## Aim of the exercise
Retrieve all lines below that have the string "color".

....................

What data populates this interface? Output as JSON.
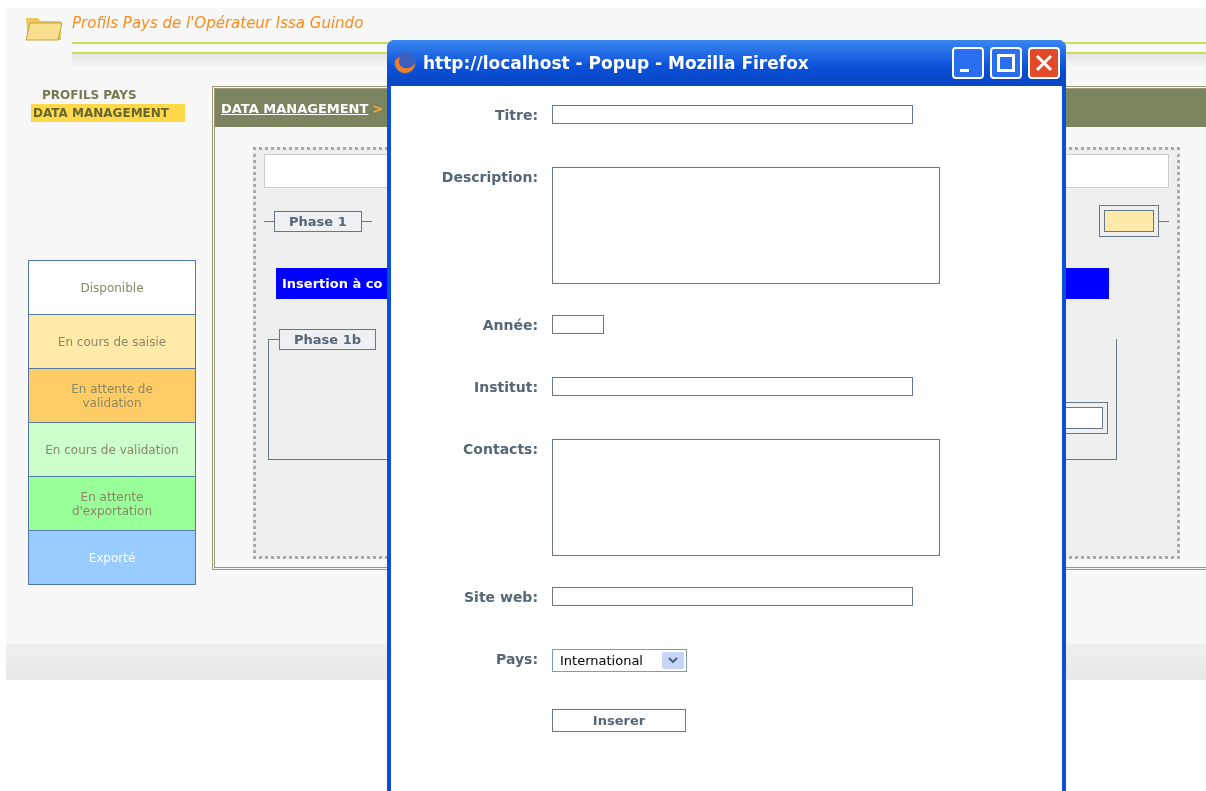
{
  "page": {
    "title": "Profils Pays de l'Opérateur Issa Guindo"
  },
  "nav": [
    {
      "label": "PROFILS PAYS",
      "selected": false
    },
    {
      "label": "DATA MANAGEMENT",
      "selected": true
    }
  ],
  "breadcrumb": {
    "link": "DATA MANAGEMENT",
    "separator": ">"
  },
  "phase_top": {
    "legend": "Phase 1"
  },
  "banner": "Insertion à co",
  "phase_bottom": {
    "legend": "Phase 1b"
  },
  "status_legend": [
    {
      "label": "Disponible",
      "color": "#ffffff"
    },
    {
      "label": "En cours de saisie",
      "color": "#ffeaaa"
    },
    {
      "label": "En attente de validation",
      "color": "#ffcc66"
    },
    {
      "label": "En cours de validation",
      "color": "#ccffcc"
    },
    {
      "label": "En attente d'exportation",
      "color": "#99ff99"
    },
    {
      "label": "Exporté",
      "color": "#99ccff"
    }
  ],
  "popup": {
    "title": "http://localhost - Popup - Mozilla Firefox",
    "fields": [
      {
        "label": "Titre:",
        "kind": "text"
      },
      {
        "label": "Description:",
        "kind": "textarea"
      },
      {
        "label": "Année:",
        "kind": "short"
      },
      {
        "label": "Institut:",
        "kind": "text"
      },
      {
        "label": "Contacts:",
        "kind": "textarea"
      },
      {
        "label": "Site web:",
        "kind": "text"
      },
      {
        "label": "Pays:",
        "kind": "select",
        "value": "International"
      }
    ],
    "submit": "Inserer"
  }
}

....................

## Written reply
      "color": "#ffffff"
      "color": "#ffeaaa"
      "color": "#ffcc66"
      "color": "#ccffcc"
      "color": "#99ff99"
      "color": "#99ccff"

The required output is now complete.